WHAT YOU WILL DO: Go through the data below. List every line that holds the word "동호회소개".

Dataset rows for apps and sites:
------

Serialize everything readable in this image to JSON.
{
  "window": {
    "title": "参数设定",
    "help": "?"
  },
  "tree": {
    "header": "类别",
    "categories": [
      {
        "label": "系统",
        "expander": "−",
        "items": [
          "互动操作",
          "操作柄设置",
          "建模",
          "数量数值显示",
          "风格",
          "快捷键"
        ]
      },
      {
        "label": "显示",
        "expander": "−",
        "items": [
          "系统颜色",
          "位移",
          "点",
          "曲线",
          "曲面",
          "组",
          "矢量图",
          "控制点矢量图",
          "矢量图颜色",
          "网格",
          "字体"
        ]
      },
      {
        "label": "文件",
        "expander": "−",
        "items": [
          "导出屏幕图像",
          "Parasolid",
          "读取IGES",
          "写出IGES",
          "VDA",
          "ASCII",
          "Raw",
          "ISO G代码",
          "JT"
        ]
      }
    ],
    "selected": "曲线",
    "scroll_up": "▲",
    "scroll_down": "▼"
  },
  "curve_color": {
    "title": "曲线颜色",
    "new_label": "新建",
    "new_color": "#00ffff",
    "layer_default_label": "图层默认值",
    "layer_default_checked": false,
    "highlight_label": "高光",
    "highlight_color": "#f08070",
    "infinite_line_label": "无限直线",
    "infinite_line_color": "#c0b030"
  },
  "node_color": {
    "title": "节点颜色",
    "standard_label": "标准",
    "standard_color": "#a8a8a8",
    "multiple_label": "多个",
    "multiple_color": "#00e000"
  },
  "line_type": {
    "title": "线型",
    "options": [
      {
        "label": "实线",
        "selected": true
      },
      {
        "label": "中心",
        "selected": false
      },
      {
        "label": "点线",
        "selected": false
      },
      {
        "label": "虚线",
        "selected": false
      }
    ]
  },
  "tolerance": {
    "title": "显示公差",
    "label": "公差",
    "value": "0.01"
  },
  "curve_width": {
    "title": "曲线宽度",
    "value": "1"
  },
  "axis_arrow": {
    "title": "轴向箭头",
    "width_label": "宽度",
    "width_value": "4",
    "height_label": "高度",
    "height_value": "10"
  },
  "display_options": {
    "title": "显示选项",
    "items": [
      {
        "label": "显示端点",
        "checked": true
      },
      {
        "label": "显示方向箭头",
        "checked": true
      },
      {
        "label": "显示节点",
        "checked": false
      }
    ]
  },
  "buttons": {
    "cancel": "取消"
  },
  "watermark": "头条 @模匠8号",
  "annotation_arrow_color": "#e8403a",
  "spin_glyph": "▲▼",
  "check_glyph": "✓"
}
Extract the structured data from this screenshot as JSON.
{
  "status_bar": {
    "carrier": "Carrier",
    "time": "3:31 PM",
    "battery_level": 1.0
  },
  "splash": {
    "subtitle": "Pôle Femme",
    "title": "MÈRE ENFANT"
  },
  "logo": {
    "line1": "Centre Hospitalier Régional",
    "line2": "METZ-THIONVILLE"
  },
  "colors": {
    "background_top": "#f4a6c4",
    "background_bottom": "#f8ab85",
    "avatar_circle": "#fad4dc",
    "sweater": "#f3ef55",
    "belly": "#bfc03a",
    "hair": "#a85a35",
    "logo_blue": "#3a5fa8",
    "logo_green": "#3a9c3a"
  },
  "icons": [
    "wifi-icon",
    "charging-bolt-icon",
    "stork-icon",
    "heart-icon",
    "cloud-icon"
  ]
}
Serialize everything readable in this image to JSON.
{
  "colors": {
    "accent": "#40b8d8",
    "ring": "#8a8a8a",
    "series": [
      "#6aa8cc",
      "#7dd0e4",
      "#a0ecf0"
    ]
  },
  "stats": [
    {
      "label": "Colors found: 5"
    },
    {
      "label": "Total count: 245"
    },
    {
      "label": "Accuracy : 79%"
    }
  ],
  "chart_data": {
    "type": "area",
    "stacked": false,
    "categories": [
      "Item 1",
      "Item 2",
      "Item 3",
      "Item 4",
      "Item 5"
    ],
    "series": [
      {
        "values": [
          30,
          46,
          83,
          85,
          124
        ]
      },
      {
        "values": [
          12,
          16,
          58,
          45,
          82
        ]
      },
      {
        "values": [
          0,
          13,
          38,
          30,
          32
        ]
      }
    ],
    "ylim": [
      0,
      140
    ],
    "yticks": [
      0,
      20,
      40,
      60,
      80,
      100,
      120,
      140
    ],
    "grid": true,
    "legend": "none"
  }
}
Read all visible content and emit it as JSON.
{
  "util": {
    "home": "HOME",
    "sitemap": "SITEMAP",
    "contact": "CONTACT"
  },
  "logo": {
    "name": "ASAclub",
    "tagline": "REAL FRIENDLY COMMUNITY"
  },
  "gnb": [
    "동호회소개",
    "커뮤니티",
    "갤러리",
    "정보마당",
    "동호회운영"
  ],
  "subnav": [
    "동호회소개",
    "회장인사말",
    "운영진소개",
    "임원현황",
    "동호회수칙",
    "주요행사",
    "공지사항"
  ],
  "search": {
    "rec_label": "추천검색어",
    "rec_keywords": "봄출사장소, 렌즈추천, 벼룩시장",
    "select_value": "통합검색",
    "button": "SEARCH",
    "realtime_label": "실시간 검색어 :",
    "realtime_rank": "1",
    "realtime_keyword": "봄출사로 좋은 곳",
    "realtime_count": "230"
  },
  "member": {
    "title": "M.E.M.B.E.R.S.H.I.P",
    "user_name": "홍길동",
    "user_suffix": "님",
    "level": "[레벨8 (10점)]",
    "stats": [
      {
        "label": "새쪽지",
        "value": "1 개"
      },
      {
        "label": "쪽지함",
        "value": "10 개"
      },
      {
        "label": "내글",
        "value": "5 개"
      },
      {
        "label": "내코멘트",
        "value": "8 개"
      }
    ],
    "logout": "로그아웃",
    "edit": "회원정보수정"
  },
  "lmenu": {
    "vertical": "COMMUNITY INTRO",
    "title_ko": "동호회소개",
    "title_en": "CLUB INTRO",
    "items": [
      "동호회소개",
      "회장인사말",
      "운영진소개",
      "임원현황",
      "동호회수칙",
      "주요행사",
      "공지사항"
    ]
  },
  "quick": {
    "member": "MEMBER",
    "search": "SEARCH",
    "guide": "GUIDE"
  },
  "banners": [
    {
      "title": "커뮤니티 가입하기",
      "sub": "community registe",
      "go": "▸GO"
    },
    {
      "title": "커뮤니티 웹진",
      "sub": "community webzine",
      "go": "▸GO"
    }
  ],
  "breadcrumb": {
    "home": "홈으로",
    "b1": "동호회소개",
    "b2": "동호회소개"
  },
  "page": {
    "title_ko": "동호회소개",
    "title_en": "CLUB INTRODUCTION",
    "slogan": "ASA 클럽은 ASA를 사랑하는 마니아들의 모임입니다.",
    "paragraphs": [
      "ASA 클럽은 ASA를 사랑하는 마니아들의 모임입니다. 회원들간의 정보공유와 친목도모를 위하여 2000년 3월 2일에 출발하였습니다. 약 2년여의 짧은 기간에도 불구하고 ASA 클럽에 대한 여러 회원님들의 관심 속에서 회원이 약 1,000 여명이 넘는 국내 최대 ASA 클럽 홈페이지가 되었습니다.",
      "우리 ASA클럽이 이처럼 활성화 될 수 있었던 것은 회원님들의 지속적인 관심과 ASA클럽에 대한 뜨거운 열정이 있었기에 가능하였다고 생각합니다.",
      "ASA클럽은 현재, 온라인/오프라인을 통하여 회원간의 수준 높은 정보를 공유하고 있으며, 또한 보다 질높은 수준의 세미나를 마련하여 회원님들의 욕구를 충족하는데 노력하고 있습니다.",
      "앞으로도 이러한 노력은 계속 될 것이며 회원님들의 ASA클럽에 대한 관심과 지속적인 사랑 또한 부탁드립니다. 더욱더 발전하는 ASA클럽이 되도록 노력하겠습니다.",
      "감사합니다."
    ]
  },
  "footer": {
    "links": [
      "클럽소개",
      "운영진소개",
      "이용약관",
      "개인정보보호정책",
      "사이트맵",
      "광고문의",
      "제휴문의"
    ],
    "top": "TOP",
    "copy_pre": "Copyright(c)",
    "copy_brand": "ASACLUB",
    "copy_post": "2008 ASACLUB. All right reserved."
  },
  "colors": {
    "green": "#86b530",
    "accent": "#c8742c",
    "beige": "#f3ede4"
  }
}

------

RESULT:
    "동호회소개",
    "동호회소개",
    "title_ko": "동호회소개",
      "동호회소개",
    "b1": "동호회소개",
    "b2": "동호회소개"
    "title_ko": "동호회소개",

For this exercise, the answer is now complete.